|Grand Suite on Deck 7, with living room and sitting area, large veranda with floor to ceiling glass doors. 675 sq. ft. Suites 700, 701.||Owner’s Suite on Deck 7, with living room and sitting area, large veranda with floor to ceiling glass doors. 626 sq. ft. Suites 704, 705.|
Trip Cost Includes:
- Ocean-view accommodations aboard the Silver Explorer
- Butler service
- Shore excursions as noted
- Services of an expert Expedition Team
- All meals aboard the ship including a selection of wines, champagnes, spirits, bottled water, soft drinks, and specialty coffees
- Gratuities aboard ship
- 24-hour room service
- Complimentary parka, daypack, and water bottle
Trip Cost Does Not Include:Airfare, pre- and post-cruise hotel accommodations, luggage handling, arrival and departure transfers (unless purchasing airfare package), fuel surcharges, laundry or valet services, purchases from the ship boutiques or any item or service of a personal nature such as WiFi and mobile phone service, medical care, massages, spa treatments, hair styling, and manicures.
Trip Payment Schedule*
At time of reservation: 25%
of trip cost
130 days prior to departure: Balance
*Please note that this differs from our regular catalog departures.
Cancellation and Transfer Fee Schedule*
More than 121 days prior to departure: $200 per person
121-91 days prior to departure: 15% of cruise cost
90–46 days prior to departure: 50% of cruise cost
45–31 days prior to departure: 75% of cruise cost
30 days or less prior to departure: 100% of cruise cost
*Please note that this differs from our regular catalog departures.
The Silver Explorer, a purpose-built expedition ship with the intimate onboard ambience of a private yacht, has been designed specifically for navigating waters in some of the world’s most remote destinations, including both of earth’s polar regions.

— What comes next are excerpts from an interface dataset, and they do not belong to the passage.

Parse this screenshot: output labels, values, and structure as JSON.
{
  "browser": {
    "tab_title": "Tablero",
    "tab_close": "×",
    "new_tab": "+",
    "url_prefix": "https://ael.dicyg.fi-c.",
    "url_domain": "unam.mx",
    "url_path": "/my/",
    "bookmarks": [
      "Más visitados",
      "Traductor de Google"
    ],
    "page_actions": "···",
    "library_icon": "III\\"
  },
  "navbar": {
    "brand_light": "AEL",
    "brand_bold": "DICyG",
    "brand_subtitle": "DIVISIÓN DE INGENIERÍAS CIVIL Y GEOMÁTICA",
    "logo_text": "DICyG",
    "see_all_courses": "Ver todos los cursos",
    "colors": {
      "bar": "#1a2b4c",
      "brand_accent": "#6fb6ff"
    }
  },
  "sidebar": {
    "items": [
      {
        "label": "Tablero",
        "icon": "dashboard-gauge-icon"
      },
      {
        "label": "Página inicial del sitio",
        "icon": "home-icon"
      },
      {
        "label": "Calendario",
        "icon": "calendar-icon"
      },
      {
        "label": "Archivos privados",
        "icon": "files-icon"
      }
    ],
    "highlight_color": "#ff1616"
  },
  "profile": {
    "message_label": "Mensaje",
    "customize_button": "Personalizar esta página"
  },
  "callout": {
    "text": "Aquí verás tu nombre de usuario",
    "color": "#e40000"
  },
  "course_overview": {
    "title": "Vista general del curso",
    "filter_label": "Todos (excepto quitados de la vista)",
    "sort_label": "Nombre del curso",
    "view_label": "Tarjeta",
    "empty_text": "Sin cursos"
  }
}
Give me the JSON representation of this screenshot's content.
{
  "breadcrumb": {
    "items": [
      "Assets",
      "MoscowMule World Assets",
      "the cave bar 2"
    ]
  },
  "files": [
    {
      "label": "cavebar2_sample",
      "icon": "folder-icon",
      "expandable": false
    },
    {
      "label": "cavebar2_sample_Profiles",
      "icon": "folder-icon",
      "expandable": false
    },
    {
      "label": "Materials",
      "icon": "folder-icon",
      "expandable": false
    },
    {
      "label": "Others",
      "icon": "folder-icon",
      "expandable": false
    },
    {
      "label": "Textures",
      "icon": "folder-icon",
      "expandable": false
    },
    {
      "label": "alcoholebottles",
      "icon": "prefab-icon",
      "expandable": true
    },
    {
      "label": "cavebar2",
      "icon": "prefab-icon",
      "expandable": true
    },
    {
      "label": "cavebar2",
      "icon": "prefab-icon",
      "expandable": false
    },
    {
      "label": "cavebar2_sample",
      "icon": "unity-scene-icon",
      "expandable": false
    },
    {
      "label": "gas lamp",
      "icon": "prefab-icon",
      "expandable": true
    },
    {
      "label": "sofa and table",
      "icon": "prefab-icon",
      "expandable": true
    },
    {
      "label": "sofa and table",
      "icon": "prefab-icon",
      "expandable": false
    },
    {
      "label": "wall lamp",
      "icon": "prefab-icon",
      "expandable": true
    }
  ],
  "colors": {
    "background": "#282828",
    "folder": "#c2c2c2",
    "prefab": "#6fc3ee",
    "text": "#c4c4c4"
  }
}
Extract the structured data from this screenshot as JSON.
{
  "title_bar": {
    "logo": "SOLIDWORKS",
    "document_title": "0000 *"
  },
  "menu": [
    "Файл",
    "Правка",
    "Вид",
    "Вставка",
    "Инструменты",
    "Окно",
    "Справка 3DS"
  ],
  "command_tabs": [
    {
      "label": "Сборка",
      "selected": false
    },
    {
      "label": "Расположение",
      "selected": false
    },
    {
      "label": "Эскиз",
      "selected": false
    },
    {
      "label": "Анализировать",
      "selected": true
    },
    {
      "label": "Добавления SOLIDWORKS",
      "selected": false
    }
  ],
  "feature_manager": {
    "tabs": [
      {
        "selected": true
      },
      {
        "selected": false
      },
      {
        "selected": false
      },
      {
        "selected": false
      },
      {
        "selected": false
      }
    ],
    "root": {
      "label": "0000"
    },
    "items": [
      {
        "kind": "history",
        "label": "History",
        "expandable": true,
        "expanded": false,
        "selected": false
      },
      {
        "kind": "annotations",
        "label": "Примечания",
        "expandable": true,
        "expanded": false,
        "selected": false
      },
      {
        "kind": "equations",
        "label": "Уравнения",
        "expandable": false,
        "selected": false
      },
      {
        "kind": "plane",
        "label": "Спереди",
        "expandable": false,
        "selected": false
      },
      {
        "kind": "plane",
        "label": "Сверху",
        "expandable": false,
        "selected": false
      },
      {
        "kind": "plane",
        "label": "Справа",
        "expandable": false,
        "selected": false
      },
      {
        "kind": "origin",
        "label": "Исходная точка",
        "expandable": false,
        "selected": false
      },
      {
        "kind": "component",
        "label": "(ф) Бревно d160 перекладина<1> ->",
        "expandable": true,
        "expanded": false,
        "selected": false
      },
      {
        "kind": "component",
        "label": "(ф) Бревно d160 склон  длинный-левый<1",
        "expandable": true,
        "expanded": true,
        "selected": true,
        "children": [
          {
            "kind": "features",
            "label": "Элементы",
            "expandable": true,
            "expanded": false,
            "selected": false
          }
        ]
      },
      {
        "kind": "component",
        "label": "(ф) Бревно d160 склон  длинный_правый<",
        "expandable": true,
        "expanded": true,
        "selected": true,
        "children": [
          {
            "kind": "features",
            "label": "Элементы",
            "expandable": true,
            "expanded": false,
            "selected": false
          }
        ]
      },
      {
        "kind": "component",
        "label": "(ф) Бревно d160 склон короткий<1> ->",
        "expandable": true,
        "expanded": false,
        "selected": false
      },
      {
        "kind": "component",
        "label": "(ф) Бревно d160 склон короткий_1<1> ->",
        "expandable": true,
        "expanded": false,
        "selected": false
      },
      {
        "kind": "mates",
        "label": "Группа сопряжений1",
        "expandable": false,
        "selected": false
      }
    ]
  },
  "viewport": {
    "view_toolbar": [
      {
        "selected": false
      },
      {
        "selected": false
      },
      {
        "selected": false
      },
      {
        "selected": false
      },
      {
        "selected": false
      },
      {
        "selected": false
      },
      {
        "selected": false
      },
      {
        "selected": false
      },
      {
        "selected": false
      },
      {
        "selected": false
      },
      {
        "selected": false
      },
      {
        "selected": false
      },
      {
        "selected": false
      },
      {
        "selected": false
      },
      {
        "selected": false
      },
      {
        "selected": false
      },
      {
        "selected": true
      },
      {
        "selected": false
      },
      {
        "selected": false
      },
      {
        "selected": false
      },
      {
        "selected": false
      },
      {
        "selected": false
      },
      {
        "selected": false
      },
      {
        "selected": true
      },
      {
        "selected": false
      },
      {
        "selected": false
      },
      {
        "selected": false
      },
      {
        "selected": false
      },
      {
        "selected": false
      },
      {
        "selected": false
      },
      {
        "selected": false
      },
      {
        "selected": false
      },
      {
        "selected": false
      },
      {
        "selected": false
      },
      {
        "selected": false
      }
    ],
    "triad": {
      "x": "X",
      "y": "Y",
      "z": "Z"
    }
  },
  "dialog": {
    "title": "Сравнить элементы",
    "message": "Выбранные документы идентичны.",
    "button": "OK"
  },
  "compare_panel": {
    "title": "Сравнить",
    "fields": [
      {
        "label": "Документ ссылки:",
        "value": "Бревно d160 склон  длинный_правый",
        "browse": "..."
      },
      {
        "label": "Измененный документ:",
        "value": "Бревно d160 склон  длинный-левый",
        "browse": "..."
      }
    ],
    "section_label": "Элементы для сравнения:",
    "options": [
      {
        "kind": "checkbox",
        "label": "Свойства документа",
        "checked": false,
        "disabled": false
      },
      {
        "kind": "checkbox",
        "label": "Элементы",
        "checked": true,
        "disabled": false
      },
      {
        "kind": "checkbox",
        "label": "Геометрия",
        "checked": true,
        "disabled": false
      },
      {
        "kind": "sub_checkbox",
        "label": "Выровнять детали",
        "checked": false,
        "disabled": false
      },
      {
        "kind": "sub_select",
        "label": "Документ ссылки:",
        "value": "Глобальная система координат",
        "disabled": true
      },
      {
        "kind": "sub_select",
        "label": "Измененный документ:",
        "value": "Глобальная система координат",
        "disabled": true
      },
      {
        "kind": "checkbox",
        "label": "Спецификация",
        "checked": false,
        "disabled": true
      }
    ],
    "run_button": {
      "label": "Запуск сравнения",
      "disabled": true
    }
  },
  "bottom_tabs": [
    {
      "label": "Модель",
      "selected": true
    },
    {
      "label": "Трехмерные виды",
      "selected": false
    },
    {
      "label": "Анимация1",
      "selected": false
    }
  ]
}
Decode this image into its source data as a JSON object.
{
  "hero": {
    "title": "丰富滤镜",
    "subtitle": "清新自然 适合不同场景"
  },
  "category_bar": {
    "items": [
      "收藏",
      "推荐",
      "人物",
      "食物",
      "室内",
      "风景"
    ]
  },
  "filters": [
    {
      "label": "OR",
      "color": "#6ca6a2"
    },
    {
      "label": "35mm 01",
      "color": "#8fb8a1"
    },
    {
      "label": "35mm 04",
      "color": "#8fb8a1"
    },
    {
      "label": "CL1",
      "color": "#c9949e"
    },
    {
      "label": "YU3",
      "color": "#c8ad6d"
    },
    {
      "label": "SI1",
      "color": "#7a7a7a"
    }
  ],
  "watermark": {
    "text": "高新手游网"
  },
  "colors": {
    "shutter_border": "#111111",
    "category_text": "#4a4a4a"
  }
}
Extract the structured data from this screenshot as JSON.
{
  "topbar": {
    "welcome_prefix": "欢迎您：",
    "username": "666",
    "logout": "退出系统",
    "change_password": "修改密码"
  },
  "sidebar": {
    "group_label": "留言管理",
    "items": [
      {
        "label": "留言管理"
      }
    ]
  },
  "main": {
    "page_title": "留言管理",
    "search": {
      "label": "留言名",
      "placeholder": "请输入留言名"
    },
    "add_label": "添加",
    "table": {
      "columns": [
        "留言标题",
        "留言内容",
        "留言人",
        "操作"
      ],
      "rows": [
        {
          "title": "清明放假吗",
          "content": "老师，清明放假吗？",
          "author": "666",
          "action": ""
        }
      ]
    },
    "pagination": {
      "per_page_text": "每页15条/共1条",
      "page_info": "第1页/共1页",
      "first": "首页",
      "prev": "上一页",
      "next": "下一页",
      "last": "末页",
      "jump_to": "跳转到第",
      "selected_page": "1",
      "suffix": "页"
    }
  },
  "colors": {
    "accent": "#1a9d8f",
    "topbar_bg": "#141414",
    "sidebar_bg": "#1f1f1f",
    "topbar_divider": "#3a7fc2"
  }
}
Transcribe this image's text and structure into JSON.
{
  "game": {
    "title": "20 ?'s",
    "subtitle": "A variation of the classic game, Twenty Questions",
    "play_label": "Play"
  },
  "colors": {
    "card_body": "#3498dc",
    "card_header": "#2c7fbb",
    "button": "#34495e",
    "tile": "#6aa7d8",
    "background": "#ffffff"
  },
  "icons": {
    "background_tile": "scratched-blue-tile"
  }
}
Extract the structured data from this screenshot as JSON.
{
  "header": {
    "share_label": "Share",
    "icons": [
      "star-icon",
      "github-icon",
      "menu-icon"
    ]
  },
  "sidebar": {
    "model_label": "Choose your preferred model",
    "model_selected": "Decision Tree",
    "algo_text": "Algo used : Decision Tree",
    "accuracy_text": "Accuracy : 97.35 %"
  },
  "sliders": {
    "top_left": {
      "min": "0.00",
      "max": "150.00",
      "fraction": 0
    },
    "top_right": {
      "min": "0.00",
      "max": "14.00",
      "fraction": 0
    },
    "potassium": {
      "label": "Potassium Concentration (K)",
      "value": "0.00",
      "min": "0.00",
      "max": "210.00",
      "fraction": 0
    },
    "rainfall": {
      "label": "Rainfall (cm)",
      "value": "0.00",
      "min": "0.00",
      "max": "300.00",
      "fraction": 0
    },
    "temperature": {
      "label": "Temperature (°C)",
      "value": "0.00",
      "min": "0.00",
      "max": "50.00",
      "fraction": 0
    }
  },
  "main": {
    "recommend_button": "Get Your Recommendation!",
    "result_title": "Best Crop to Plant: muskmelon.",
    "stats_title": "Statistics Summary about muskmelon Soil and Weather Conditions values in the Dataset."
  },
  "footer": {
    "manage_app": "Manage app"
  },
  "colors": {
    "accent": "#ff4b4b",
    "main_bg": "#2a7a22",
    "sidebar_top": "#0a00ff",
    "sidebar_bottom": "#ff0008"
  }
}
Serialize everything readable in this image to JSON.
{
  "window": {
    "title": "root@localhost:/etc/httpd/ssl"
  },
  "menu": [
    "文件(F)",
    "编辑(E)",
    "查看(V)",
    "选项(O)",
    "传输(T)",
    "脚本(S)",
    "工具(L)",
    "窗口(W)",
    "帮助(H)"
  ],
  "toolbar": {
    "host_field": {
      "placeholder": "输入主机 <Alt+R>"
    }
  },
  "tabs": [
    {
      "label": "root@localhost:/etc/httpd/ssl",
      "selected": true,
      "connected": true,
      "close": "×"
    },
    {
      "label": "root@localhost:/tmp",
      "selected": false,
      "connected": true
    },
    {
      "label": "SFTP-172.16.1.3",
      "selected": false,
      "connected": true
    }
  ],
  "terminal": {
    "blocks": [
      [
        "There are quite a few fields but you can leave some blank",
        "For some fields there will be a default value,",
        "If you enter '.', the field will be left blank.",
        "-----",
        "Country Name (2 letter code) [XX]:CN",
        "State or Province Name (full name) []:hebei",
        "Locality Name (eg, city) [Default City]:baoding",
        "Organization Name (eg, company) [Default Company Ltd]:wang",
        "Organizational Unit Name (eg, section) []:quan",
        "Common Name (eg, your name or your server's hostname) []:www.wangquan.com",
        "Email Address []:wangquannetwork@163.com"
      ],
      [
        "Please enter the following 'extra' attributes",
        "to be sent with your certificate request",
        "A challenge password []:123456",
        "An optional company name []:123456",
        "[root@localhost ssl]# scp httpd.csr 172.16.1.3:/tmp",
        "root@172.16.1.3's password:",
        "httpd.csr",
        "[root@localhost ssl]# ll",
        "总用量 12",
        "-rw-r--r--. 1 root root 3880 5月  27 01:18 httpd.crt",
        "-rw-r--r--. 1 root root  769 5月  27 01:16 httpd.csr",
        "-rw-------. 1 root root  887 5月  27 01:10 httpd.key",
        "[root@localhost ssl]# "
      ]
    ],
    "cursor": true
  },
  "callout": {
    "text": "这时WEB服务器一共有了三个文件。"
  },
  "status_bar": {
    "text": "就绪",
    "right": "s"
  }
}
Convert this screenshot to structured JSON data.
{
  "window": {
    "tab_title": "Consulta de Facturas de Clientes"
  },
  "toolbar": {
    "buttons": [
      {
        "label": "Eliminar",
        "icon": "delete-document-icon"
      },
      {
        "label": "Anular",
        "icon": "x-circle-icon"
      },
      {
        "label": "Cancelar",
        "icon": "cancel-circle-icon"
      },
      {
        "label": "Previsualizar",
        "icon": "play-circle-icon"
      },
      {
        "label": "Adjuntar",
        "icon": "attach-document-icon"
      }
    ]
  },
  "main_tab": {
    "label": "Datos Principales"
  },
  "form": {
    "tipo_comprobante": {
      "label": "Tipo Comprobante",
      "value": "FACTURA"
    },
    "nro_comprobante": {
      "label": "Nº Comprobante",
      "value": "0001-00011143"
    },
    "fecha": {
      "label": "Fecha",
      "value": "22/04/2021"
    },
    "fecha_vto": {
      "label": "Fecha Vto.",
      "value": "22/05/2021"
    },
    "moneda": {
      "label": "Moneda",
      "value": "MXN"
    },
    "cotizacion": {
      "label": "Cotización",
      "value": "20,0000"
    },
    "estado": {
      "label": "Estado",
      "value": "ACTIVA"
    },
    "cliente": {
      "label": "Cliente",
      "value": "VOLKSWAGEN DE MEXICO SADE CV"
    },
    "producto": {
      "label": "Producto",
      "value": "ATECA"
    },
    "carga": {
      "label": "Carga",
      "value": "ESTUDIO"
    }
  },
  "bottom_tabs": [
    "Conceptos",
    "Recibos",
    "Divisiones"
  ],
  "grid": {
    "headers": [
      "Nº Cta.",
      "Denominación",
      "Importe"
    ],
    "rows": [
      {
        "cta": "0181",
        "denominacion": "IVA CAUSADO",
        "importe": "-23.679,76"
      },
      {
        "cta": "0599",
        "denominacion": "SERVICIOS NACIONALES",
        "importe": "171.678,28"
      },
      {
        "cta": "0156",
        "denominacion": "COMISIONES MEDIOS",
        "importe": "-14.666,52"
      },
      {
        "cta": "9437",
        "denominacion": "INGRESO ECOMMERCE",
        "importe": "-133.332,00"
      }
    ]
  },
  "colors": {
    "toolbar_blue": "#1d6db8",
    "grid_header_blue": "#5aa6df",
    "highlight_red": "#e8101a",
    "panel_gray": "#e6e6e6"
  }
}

With a fleet of Zodiac boats, her 132 guests can visit even the most off-the-beaten path locations while an expert Expedition Team provides insight and understanding. Amenities include ocean-view staterooms with private bath, a spacious library with an Internet café, a full-service spa, beauty salon, fitness center, live evening entertainment, and two top-deck whirlpools. A strengthened hull with a Lloyd’s Register ice-class notation (1A) for passenger vessels enables Silver Explorer to push through ice floes with ease.